**TASK GOAL**
From the material that follows, please give the number of lines containing the string "true", and that number alone.
THE RECORDS section start
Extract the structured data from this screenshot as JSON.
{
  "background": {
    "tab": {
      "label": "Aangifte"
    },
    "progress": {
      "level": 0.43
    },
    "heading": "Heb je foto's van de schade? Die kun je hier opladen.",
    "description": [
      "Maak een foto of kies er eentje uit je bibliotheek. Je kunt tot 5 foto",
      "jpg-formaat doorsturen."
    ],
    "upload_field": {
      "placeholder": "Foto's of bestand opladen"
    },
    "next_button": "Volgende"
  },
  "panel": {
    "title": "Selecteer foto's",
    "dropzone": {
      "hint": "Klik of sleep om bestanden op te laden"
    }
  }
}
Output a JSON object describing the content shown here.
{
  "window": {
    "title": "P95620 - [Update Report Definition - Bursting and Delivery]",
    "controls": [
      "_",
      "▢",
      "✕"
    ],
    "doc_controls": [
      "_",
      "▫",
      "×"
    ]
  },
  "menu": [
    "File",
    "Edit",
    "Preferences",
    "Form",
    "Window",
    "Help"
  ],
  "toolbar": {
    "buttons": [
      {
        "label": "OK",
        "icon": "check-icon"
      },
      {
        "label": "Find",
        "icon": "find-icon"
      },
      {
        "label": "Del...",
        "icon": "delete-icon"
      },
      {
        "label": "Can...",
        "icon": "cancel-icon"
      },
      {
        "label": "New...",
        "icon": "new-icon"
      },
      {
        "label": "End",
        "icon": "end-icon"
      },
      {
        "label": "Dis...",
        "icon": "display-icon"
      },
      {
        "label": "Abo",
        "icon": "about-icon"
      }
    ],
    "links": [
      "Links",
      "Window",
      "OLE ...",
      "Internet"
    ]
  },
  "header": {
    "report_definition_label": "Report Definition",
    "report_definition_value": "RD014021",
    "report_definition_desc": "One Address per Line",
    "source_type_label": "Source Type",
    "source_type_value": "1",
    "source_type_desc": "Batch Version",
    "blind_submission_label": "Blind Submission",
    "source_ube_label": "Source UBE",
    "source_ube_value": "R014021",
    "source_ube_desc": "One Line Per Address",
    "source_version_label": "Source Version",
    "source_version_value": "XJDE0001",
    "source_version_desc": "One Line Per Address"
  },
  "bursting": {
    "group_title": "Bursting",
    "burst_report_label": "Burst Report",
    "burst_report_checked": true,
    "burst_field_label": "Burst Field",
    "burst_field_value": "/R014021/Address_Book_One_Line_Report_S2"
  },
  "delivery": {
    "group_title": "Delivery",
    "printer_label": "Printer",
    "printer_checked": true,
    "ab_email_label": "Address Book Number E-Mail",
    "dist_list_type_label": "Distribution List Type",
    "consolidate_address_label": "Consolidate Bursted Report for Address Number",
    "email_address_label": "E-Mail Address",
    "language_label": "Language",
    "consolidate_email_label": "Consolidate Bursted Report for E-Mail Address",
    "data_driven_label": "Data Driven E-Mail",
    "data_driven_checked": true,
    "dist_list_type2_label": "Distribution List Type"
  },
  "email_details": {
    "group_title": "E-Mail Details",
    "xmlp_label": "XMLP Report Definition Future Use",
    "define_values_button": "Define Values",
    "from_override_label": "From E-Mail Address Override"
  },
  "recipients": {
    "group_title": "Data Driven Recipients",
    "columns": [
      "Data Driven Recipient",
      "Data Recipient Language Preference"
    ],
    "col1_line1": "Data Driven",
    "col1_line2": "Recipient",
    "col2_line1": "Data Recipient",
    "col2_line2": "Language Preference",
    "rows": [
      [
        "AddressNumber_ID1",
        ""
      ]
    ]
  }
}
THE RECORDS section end
**ANSWER FOR THE TASK**
3